Monday, 6 May 2019

Feed my sheep.

Acts 9: 1-6. Conversions don’t come any more dramatic or unexpected than this. Saul (Paul) was a fierce opponent of Christianity and in fact oversaw the stoning of Stephen – the first Christian martyr. Spare a thought for Ananais also, who was aware of Saul’s fierce anti-Christian stance and yet was told to seek him out and lay his hands on him to restore his sight.
Revelation 5:11-14. “Apocalyptic” is a genre of writing that is most prominent in Revelation in the New Testament and draws on Old Testament imagery in books like Daniel and Ezekiel. They speak in complicated (and sometimes indecipherable) symbols and codes to convey spiritual truths often at times of great temporal/historical trauma. What they want to convey is that no matter how bad things look from our perspective, God is in control and in the end all will be well. John’s vision came to him in exile during the persecutions of Emperor Dormitian and exalts the slain lamb Jesus to the highest heaven whom the whole creation worships.
John 21: 1-19. This passage has tremendous personal resonance for me, because when I was considering my options whether or not to go into ordained ministry, my wife Alexandra, who wasn’t given to fanciful talk or experiences, exclaimed that she had heard God’s voice speaking to her after praying about the situation and clearly heard the words “Go feed my sheep”. I have been trying to do that to the best of my ability ever since.

The conversion experience of Saul on the road to Damascus is not an experience that many 21st century Christians certainly within the church of England can readily identify.
Many, perhaps most are cradle Christians. Some will have conversion experiences certainly that were not perhaps as dramatic as Paul’s but were for us equally important and life changing.
I think I speak for most of us when I say that our conversion to Christianity is an ongoing process which started for some of us with a specific event but not for others.
You could say that Saul’s conversion needed to be as dramatic as that because He was such an appalling actively aggressive opponent of what is still known at this point as “the way” – the way of life and light modelled and lived by Jesus.
It is suggested that he presided over the stoning to death of the first Christian Martyr, Stephen and was en-route to Damascus to round up Christians who were attending the Synagogues there and bring them back to Jerusalem in chains.
There are two points in Luke’s story of his conversion that Paul would have taken issue with.
Luke implies that Paul’s experience of the risen Lord was qualitatively different to that of the 11 disciples, thus excluding him from being a bona fide Apostle, but Paul always maintained that his experience was exactly the same as all the other encounters.
I think this is important for what that says about all our encounters with Christ that have happened ever since. Whatever form it takes, the important thing surely is not the specifics of any encounter itself but what that encounter means to us and how it changes our lives.
The spiritual health of our community, the body of Christ here this morning, is gauged by the quality of our response to God, which is the ongoing process of worship, prayer, meeting and ministry that we engage with.
It seems that the bigger the opponent of Christ, the bigger the experience needed to effect any change.

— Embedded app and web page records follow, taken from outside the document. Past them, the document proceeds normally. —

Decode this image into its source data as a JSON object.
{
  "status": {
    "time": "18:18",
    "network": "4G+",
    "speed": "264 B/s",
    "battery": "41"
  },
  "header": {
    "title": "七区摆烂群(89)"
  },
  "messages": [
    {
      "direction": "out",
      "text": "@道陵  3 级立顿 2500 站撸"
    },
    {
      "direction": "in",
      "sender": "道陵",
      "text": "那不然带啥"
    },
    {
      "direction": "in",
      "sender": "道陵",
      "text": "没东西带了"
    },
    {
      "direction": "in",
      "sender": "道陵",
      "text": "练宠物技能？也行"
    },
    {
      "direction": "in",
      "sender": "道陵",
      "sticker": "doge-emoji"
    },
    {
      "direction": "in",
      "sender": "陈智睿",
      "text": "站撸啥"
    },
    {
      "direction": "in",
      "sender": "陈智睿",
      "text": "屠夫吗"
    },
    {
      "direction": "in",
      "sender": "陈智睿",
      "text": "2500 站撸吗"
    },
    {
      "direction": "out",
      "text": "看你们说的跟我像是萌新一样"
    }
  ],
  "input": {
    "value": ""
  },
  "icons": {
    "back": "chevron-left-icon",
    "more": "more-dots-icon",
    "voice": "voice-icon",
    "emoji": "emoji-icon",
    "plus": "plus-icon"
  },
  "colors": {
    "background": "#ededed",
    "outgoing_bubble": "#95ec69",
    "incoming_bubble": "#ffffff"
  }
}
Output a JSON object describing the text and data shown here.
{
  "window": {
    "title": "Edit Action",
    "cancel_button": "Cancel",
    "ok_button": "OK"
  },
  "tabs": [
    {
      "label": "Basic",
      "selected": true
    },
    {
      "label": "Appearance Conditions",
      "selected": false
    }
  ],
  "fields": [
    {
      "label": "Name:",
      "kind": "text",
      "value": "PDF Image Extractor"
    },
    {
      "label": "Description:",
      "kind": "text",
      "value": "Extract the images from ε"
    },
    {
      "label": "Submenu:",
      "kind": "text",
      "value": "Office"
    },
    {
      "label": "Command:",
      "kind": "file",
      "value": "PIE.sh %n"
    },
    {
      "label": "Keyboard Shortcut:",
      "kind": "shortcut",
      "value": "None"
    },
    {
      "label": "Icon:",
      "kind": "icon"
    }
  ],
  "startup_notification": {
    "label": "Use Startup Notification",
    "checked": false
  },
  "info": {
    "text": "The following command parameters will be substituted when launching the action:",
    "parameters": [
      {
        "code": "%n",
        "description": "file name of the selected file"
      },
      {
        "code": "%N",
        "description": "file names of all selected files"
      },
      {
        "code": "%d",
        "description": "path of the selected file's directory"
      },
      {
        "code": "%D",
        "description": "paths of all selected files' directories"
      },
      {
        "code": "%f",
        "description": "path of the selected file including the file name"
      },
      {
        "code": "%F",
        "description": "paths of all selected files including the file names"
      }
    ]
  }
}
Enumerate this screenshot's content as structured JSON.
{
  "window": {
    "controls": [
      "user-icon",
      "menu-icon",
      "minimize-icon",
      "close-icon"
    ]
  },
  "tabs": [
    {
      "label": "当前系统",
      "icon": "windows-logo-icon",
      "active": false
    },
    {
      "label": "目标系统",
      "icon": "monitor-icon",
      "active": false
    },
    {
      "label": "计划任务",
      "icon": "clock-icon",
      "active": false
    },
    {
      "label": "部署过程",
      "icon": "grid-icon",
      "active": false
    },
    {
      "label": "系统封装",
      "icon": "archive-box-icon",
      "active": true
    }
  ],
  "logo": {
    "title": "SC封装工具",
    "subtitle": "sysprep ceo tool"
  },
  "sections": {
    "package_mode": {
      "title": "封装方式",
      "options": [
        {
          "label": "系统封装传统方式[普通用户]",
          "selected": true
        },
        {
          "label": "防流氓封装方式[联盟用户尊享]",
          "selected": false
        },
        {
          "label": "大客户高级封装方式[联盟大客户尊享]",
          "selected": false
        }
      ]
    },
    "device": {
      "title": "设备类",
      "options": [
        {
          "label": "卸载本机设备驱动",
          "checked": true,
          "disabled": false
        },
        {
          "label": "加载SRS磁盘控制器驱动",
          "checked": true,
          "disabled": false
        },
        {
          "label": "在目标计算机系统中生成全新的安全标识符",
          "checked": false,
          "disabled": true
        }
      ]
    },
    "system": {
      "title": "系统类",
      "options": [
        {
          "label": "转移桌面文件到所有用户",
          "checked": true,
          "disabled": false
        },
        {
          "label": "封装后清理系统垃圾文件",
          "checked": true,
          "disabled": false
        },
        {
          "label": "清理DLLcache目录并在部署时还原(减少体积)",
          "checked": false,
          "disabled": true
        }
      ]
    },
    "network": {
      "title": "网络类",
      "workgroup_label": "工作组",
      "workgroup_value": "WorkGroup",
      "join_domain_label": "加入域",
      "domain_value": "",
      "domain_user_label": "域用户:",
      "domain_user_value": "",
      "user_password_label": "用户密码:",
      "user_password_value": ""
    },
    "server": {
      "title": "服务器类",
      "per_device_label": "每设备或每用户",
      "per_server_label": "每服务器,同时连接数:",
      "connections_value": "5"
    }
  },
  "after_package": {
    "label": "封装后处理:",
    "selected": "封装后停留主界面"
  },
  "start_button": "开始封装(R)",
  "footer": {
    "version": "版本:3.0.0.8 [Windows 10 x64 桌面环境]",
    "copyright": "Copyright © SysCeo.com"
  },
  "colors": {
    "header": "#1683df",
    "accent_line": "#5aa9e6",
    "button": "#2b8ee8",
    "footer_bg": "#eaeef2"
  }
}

What was most important was the change in Paul’s life, his missionary zeal, and his keen theological understanding, that provided the seeds of new growth across the Eastern Mediterranean and nurtures the church to this day with his written word.
The disciple’s encounter with the risen Jesus reaches its climax with the rehabilitation of Peter on the beach. Of course, we all remember that Peter denied Jesus three times before the cock crowed on Good Friday.
Here on the beach we have the three fold question, “Do you love me?” When each time Peter says yes, Jesus says in reply;
“Feed my Lambs”
“Tend my sheep” and
“Feed my sheep”.
As I explained on my email this has tremendous resonance for me. We are talking about encounters with the divine, and my wife Alexandra a very down to earth person if ever there was one, not prone to flights of fancy was praying on our front door step. We were wondering whether I should go into ordained ministry.
She told me that she had heard a voice speak to her and it said “Feed my sheep”
As I wrote, I have been trying to do that to the best of my ability ever since.
Encounters with the divine come in all shapes and sizes. But what is much more important is how we react to that encounter and how we try to follow Jesus in the way that leads to light and life.
Every church service is an attempt to frame an encounter with the Divine. The true success or failure of any service is gauged by how it affects someone who engaged with it.
A wise old Bishop once said of the charismatic centred churches and their exuberant spirit filled worship. “I don’t care if they fall down. It’s what they do when they get up that concerns me”
And a healthy spiritually mature church is a solvent church, fully enabled to fulfil its mission in the place it is set. How we respond as a community to make sure that we are have a secure base to work from is a spiritual matter.
To paraphrase a theologian, I quoted recently.
It isn’t how or when you heard the music of the Kingdom of God. It is how you dance to it today that counts.

No comments:

Post a Comment